The most requested gift last year was an Apple iPad.  One of the most requested items during the 1800s was an....apple.

Jingle Bells was the first song to be performed in outer space.

Blame it on the war: The long shopping spree before Christmas began when relatives of soldiers posted overseas during the Second World War were encouraged to mail gifts early.


The 3 stages of man
He believes in Santa Claus.  
He doesn't believe in Santa Claus.
He IS Santa Claus!

Monday, November 24, 2014

Pain as a Starting Point



PHOTO CREDIT: UNKNOWN

My last day of work before Christmas vacation had been a busy one. With the car full of groceries, I pulled into my driveway and let out a sigh of relief. All that was left for me to do was put away the items I had bought and make dinner. As I turned off the ignition, I looked up to see my 12-year-old son racing out of the house. “Zoe’s been hit! Zoe’s been hit by a car!” he screamed.

Rushing into the house, I found my dog lying limp on the backroom floor. Blood oozed with each rattling breath. She seemed lifeless, near death. Her back leg was crooked and floppy, obviously broken.

All three of my boys moved into action and helped to unload the bags of groceries while I called the Emergency Animal Hospital. My eldest son and I lifted Zoe’s fifty-pound body into the back seat while the other two boys jumped into the car.
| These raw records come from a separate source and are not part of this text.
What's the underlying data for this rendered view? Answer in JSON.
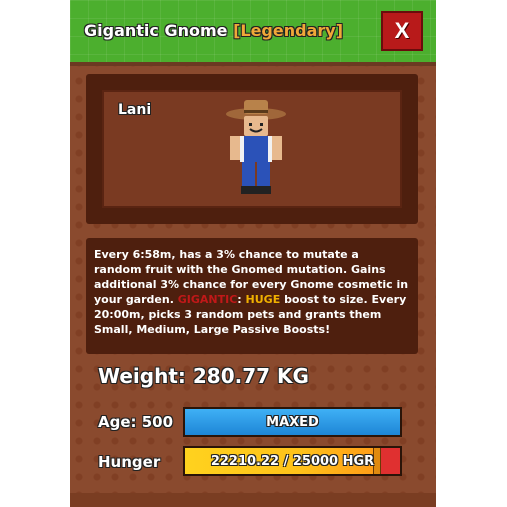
{
  "header": {
    "title": "Gigantic Gnome",
    "rarity": "[Legendary]",
    "close_label": "X"
  },
  "preview": {
    "pet_name": "Lani",
    "image": "gnome-farmer-figure"
  },
  "description": {
    "line_main": "Every 6:58m, has a 3% chance to mutate a random fruit with the Gnomed mutation. Gains additional 3% chance for every Gnome cosmetic in your garden.",
    "gigantic_tag": "GIGANTIC",
    "colon": ":",
    "huge_tag": "HUGE",
    "line_tail": "boost to size. Every 20:00m, picks 3 random pets and grants them Small, Medium, Large Passive Boosts!"
  },
  "stats": {
    "weight_label": "Weight:",
    "weight_value": "280.77 KG",
    "age_label": "Age: 500",
    "age_bar_text": "MAXED",
    "hunger_label": "Hunger",
    "hunger_text": "22210.22 / 25000 HGR",
    "hunger_current": 22210.22,
    "hunger_max": 25000
  },
  "colors": {
    "gigantic": "#c01818",
    "huge": "#f0b000",
    "rarity": "#f0a838"
  }
}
“What happened?” I asked as we headed to the vet’s office.Devon spoke up. “I was taking the garbage can out to the curb, and I let Zoe come with me.” “Without a leash?”
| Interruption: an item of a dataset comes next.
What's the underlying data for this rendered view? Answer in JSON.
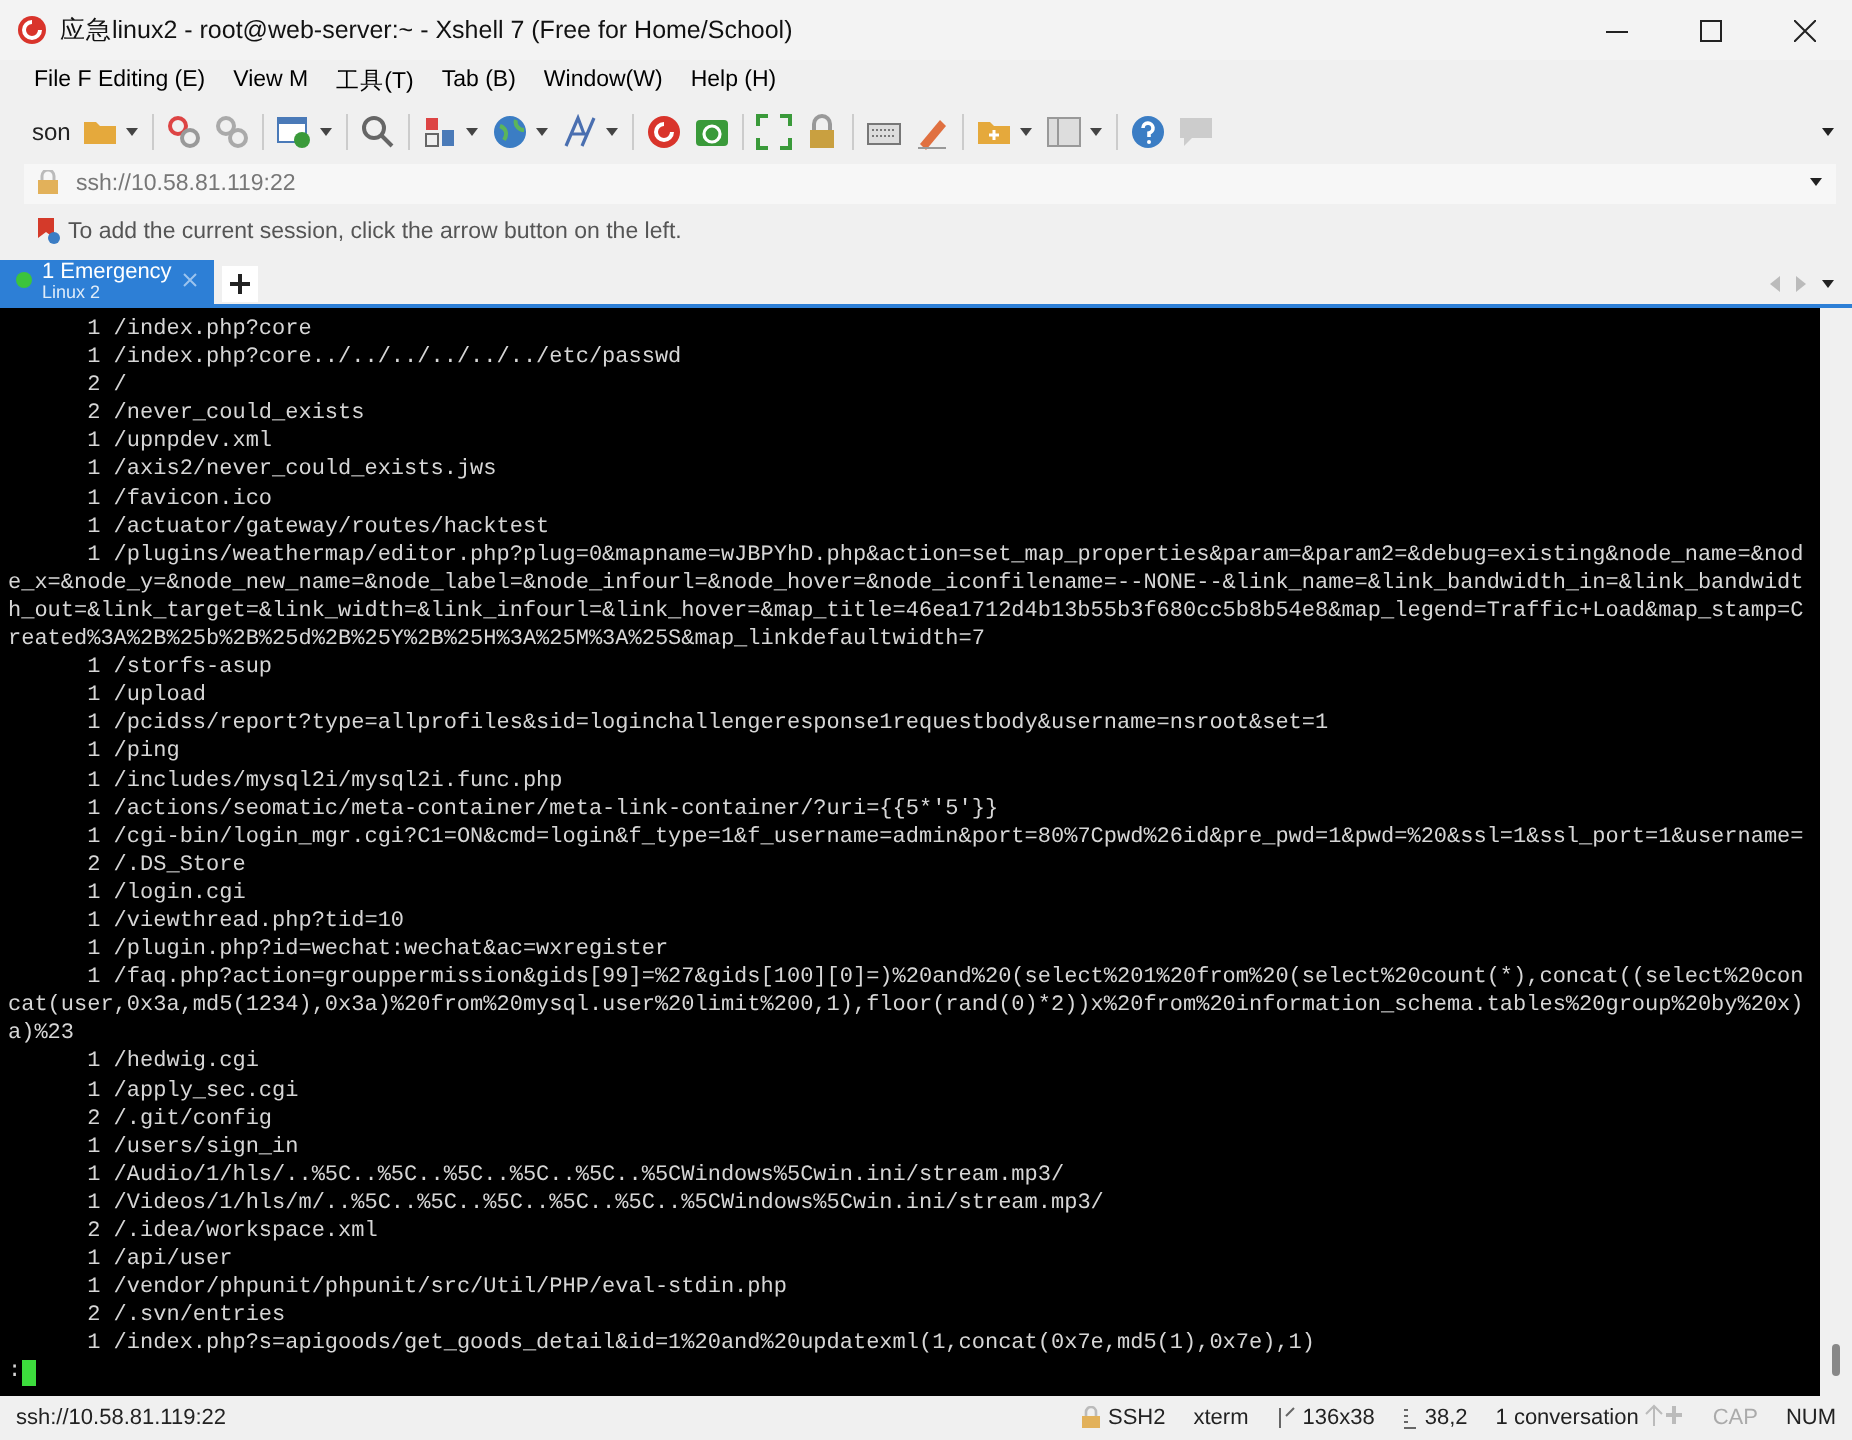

He looked guilty as tears fell down his cheeks. “Yes,” he said. “I didn’t know she would run into the road. I yelled and told her to come back but she ran right in front of a car!”

I looked back at Zoe. Her breaths were getting louder and now had a rattily, raspy quality.
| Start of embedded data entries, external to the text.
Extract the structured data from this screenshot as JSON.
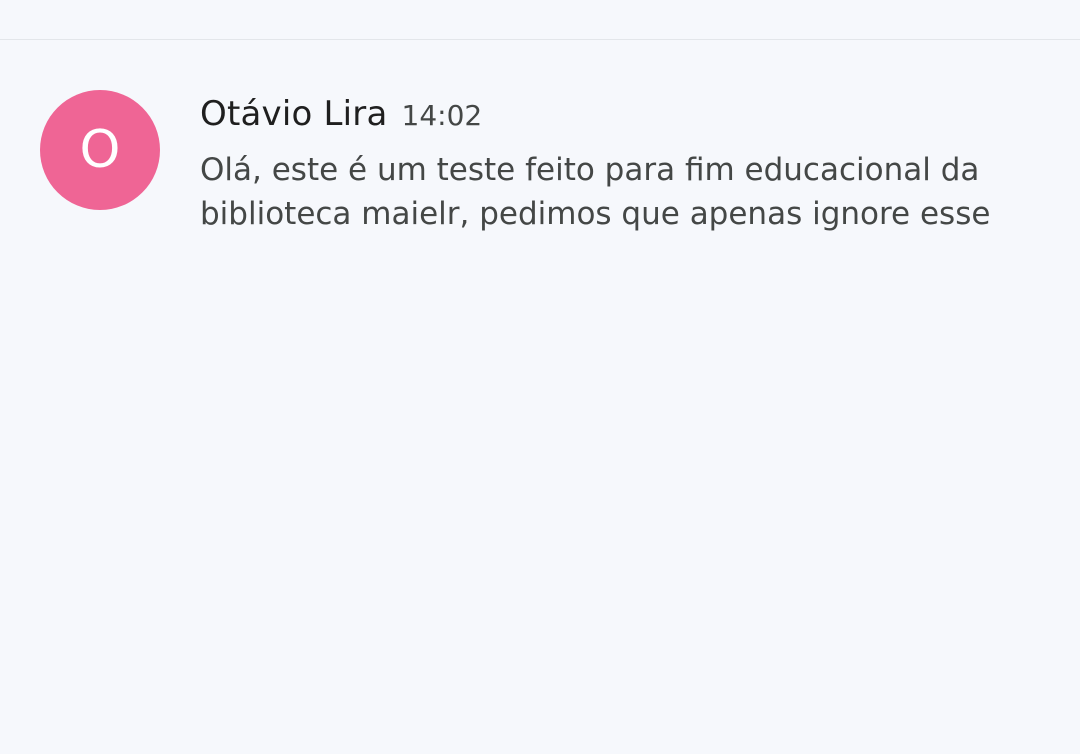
{
  "message": {
    "avatar_initial": "O",
    "avatar_color": "#ef6595",
    "sender": "Otávio Lira",
    "time": "14:02",
    "preview": "Olá, este é um teste feito para fim educacional da biblioteca maielr, pedimos que apenas ignore esse"
  }
}
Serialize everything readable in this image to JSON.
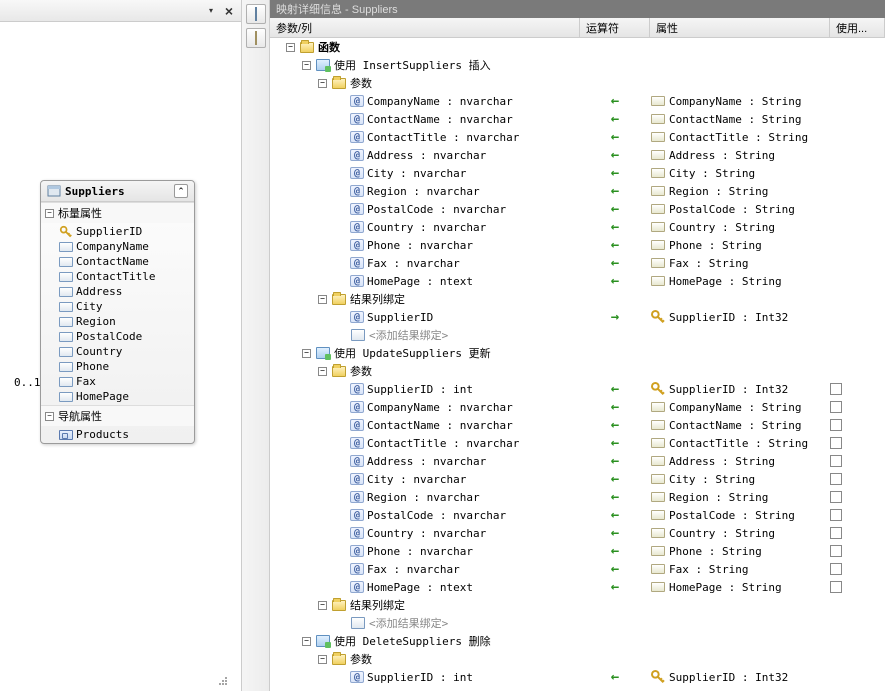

“Listen guys, this is really bad. She may not make it. And if she dies, we will be turning around and going home.”

The tension and fear grew palpable in the car. At each stoplight Devon began to chant under his breath, “Please be green! Please be green!” His face was tight with tension as we waited at each red light.

I knew Devon adored Zoe. Recently he had been helping me train her. Images of him witnessing our family dog being struck by a car flashed through my head; I felt sick to my stomach. “How will this impact him if Zoe dies?” I wondered.

Glancing at him, I saw that his shoulders were stooped over and shaking with his sobs.

I joined my children’s quiet chant. Instead of repeating “please be green!” as we drove up to each stop light, I silently prayed, “Please don’t let Zoe die. The guilt and blame will deeply wound my son if our dog dies. Please, God, please don’t let Zoe die!”

Zoe came home a few days later, just in time to be with our family on Christmas Eve. It was the best Christmas gift I received that year because I knew both my dog and my son would recover.

God answered my prayer that day, but there have been plenty of times when I haven’t gotten the response I wanted. Sometimes God says no. As a psychologist, I have come to the realization through my counseling experiences that suffering is an inescapable part of our lives. Pain can come in many forms. Sometimes it is subtle and chronic, and other times it tears us apart with its cruelty and finality.

When we suffer, we often struggle to understand God. He might seem distant or unavailable. We begin to wonder if God has left us on our own.

We question whether or not God sees our problem and pain. And, we wonder if he knows about our situation. We ask, “Does he care?”

God, however, promises never to leave nor forsake us. Instead, he longs to equip us with the confidence and faith to face life’s uncertainties. Like Job, we may find life’s trials offer us an opportunity to rediscover and renew our faith. It can provide an opportunity to challenge our assumptions about what we believe. We may wonder: does life or God owe us anything? Can we really trust in God and his promises when we face challenges? How will we react emotionally to pain? Pain can act as a starting point in our search for a deeper relationship with God.

Kerry Kerr McAvoy | Taken from the introduction to Pain as a Starting Point | Kindle Edition